In my eyes, the Occupy Movement has the potential to become the pumping heart and ambassador of the 99% around the globe. What I see and feel is a movement that transcends borders and provides proof that we have already come a long way since the revolution on the streets of Tunisia. This movement grows bigger and stronger, as it travels from continent to continent occupying the hearts of supporters around the world. Little earthquakes rumble underneath the feet of those greedy for power – even in countries where some Americans don’t know the name. While our victories may seem small, from my vantage point in Palestine, I can see that we are scratching the surfaces of the physical and mental walls and prisons that have surrounded us for so long.

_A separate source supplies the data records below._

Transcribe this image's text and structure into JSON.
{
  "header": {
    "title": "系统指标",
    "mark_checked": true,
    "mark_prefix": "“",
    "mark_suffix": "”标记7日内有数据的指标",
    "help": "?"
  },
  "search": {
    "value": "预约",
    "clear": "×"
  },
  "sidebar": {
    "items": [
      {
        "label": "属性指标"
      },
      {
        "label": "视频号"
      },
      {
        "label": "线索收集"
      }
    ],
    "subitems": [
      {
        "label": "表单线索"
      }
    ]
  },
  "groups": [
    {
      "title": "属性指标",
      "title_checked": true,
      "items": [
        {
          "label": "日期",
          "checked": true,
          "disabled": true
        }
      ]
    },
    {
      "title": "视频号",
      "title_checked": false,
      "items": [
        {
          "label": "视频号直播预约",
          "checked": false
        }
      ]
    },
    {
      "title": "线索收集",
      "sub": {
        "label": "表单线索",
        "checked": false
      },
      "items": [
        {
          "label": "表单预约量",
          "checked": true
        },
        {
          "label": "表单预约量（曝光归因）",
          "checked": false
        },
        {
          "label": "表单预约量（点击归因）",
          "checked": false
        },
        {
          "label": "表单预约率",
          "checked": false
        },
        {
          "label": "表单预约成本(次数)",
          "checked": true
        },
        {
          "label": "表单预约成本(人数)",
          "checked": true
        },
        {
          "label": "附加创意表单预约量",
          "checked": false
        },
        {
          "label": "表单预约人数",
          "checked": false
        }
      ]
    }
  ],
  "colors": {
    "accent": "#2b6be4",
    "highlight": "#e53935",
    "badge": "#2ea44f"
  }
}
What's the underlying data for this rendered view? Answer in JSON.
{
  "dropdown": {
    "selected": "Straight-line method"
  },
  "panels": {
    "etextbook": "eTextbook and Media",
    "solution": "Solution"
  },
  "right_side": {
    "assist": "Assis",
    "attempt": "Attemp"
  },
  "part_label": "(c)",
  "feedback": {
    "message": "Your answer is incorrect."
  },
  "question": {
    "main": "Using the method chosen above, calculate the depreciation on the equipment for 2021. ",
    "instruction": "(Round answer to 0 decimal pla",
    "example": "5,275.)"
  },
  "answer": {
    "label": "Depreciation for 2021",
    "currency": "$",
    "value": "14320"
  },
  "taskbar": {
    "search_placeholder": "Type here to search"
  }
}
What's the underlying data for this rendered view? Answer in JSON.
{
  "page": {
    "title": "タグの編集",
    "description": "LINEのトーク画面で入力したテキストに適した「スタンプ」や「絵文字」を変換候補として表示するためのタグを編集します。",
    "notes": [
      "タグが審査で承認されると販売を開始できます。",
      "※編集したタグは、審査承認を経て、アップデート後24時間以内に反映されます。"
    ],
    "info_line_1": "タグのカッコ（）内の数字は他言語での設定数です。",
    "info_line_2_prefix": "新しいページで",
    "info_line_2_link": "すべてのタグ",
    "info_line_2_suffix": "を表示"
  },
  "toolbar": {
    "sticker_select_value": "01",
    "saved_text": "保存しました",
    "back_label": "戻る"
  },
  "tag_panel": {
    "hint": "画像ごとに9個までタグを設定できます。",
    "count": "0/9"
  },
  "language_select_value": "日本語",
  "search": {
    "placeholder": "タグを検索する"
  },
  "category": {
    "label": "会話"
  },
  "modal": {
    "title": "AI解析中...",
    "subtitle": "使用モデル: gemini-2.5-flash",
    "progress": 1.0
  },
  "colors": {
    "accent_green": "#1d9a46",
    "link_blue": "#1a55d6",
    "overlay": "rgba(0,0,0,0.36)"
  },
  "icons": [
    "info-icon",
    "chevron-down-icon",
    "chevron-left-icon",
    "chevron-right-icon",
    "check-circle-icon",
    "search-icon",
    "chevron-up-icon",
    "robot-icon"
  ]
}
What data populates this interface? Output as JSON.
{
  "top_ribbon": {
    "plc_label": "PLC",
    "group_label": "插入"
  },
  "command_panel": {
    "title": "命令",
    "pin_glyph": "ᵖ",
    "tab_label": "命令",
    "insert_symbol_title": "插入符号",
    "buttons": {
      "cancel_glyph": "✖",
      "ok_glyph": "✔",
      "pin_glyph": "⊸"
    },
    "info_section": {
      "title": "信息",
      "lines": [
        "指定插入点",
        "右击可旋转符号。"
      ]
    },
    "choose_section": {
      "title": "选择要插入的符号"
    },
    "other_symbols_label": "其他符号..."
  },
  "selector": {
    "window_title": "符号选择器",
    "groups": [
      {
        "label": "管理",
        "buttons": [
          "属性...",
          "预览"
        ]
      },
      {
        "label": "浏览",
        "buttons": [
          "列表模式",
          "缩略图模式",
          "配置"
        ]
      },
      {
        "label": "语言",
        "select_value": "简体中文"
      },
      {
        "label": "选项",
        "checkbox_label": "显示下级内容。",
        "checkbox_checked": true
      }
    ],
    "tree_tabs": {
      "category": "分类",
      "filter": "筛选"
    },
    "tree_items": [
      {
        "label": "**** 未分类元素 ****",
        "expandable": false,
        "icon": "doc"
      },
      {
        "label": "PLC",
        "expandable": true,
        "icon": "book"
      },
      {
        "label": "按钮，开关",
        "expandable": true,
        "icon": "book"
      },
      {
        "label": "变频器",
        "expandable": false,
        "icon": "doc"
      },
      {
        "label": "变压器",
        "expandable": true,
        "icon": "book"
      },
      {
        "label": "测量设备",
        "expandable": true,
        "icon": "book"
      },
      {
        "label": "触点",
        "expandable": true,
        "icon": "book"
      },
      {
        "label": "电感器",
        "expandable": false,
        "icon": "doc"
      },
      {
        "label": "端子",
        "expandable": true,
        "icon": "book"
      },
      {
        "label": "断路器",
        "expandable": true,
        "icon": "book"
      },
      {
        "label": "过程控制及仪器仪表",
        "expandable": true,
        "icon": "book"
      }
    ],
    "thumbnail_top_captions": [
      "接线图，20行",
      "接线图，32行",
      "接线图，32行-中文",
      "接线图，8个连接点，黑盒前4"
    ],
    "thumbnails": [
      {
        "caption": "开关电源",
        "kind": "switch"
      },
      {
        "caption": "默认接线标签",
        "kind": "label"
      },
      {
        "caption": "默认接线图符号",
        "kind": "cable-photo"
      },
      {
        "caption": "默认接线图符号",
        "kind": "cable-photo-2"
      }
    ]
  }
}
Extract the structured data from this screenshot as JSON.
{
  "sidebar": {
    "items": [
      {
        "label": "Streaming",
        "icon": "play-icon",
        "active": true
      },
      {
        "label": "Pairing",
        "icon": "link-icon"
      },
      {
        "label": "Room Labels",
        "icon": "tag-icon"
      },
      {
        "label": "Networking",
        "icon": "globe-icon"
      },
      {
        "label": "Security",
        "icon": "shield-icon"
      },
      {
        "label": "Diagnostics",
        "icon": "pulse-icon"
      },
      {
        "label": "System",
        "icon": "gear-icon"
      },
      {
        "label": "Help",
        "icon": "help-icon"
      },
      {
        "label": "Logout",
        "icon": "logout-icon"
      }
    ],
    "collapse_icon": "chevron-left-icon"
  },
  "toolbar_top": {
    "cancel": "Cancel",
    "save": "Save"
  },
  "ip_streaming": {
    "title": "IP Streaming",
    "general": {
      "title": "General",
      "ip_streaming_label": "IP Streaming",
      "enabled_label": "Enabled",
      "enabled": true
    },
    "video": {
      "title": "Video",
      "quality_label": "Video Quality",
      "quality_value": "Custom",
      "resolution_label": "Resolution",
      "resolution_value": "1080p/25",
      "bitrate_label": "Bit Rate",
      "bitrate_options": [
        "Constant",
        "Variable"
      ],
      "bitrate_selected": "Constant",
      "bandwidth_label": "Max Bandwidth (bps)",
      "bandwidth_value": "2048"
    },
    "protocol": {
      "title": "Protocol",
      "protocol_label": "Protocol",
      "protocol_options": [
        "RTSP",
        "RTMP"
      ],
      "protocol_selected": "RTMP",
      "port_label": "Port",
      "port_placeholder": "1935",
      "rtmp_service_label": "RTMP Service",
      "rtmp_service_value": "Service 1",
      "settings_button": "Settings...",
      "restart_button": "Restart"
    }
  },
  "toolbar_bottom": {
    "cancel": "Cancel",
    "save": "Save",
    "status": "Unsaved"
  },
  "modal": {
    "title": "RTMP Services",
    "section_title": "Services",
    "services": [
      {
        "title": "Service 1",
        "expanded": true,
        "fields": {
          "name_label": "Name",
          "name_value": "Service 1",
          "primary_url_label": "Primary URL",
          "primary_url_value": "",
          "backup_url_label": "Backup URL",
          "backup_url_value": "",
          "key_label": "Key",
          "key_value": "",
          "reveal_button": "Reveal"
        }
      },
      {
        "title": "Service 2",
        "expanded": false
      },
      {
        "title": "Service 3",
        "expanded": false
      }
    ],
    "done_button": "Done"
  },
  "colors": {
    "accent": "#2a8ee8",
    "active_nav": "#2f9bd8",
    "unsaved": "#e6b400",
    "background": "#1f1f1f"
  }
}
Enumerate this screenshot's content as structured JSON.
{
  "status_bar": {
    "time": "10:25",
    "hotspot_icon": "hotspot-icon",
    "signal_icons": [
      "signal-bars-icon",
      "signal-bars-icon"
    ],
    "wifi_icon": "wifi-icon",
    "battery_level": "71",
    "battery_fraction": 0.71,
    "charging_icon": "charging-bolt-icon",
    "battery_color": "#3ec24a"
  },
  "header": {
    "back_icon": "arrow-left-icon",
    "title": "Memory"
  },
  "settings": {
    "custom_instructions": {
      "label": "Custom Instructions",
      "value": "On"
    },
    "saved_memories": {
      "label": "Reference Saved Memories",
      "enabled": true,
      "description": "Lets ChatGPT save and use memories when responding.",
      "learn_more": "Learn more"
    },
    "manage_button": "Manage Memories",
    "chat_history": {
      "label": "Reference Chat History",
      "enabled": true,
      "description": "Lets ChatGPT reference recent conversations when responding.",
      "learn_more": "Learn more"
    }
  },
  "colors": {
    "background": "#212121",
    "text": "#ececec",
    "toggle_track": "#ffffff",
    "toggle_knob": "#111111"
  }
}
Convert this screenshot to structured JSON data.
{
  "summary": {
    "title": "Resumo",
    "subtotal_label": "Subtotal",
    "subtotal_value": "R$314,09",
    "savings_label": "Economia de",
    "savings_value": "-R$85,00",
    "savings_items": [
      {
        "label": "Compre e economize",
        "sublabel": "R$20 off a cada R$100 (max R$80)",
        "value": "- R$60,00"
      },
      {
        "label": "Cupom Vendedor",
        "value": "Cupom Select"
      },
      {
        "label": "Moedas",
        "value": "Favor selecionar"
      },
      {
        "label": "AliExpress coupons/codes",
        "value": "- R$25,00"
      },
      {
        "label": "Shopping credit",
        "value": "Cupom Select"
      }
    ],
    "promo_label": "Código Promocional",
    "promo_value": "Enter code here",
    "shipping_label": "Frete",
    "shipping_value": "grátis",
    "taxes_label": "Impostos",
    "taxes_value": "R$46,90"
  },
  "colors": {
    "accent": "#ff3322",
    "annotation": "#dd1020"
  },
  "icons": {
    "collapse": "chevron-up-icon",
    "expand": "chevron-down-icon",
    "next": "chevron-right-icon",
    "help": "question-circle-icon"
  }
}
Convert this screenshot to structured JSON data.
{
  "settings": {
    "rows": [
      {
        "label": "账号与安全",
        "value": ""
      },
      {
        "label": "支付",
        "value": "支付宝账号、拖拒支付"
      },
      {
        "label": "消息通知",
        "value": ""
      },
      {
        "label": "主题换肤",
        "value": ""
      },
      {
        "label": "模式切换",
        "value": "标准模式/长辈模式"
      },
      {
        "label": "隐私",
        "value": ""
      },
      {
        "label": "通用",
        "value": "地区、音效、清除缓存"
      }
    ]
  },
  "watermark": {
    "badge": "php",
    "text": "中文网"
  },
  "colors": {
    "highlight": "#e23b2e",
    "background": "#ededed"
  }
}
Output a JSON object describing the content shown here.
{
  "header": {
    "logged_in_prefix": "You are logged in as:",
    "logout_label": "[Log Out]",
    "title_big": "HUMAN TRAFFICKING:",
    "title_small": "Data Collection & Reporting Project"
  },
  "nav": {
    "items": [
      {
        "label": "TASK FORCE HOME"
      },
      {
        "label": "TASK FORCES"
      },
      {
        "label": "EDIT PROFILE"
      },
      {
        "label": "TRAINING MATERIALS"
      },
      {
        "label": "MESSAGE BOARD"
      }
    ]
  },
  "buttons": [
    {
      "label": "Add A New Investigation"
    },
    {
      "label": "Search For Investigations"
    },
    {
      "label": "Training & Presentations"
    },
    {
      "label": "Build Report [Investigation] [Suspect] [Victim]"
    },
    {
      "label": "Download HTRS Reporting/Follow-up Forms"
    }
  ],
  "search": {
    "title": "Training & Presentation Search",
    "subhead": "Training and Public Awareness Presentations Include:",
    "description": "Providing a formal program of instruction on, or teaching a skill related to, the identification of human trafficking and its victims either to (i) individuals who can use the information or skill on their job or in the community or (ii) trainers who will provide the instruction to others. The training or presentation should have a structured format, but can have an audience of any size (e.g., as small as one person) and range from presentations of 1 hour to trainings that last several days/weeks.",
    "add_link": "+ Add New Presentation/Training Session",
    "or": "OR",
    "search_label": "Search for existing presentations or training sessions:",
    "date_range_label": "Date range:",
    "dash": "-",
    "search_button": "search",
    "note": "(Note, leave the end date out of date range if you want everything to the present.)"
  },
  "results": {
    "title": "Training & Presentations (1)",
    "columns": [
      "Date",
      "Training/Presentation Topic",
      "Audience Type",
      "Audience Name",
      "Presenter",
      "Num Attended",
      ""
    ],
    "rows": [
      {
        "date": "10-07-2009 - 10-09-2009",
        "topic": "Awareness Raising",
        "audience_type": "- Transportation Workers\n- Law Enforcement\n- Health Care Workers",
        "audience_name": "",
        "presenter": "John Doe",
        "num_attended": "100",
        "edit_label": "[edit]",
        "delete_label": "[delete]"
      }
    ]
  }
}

To seek freedom, justice or peace for any nation, we must seek the same for every nation. To free Palestine means to free the world from the iron fists of colonialism, imperialism and capital enslavement everywhere. In order to create a free and just world, we must emphasize the preciousness of human life everywhere, as well as the importance of environmental sustainability. A rebellion has begun for the creation of a truly democratic new world order where the core values are peace, justice, equality and freedom for all. When we falter, we can follow the advice of French novelist Albert Campus who said: “ The only way to deal with an unfree world is to become so absolutely free that your very existence is an act of rebellion.”